_Assigned task:_ In the data below, which lines contain "flooded"? List them by copying each one.

_Records for this exercise:_
══════
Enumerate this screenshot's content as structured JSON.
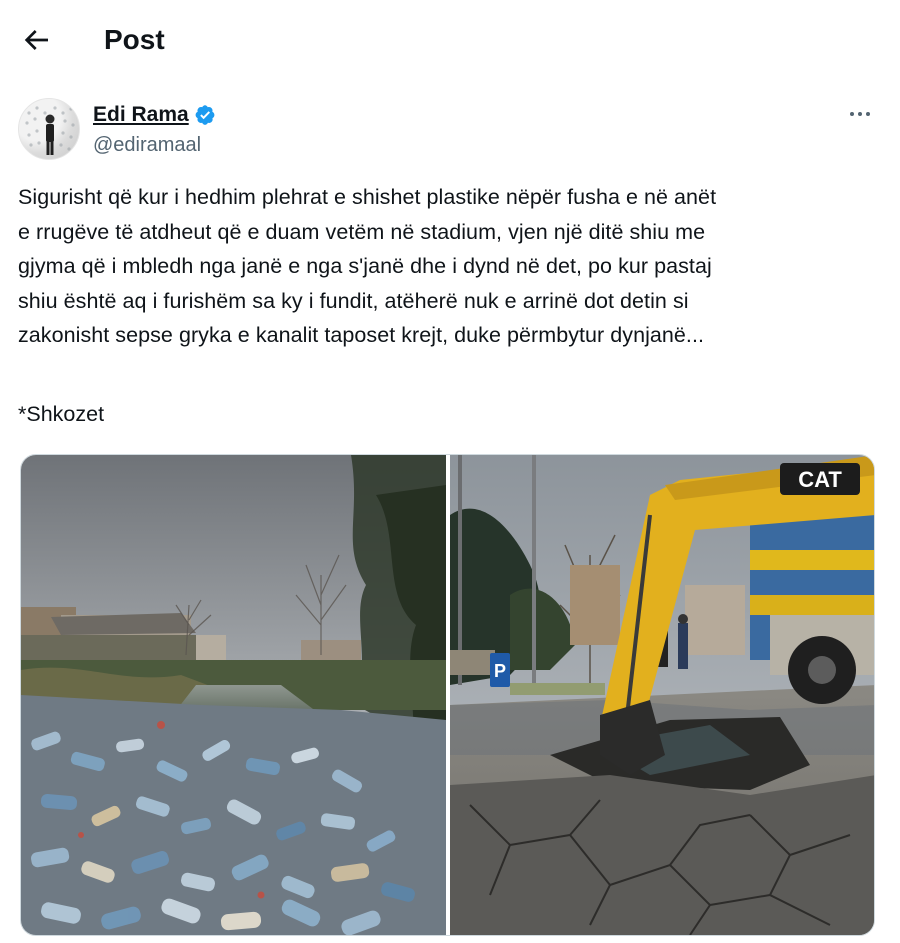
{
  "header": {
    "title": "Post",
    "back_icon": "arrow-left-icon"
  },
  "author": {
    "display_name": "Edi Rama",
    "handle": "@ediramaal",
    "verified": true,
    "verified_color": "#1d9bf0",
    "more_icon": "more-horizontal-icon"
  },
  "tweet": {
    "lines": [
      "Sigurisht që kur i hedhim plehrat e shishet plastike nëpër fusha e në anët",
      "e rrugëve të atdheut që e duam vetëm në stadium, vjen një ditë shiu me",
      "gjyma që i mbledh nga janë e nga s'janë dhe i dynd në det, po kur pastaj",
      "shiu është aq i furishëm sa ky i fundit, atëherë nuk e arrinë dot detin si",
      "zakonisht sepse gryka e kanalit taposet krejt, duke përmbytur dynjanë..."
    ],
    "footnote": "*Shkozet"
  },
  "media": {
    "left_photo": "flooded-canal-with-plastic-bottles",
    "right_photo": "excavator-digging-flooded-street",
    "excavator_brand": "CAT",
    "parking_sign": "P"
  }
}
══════
_Exercise output:_
    "left_photo": "flooded-canal-with-plastic-bottles",
    "right_photo": "excavator-digging-flooded-street",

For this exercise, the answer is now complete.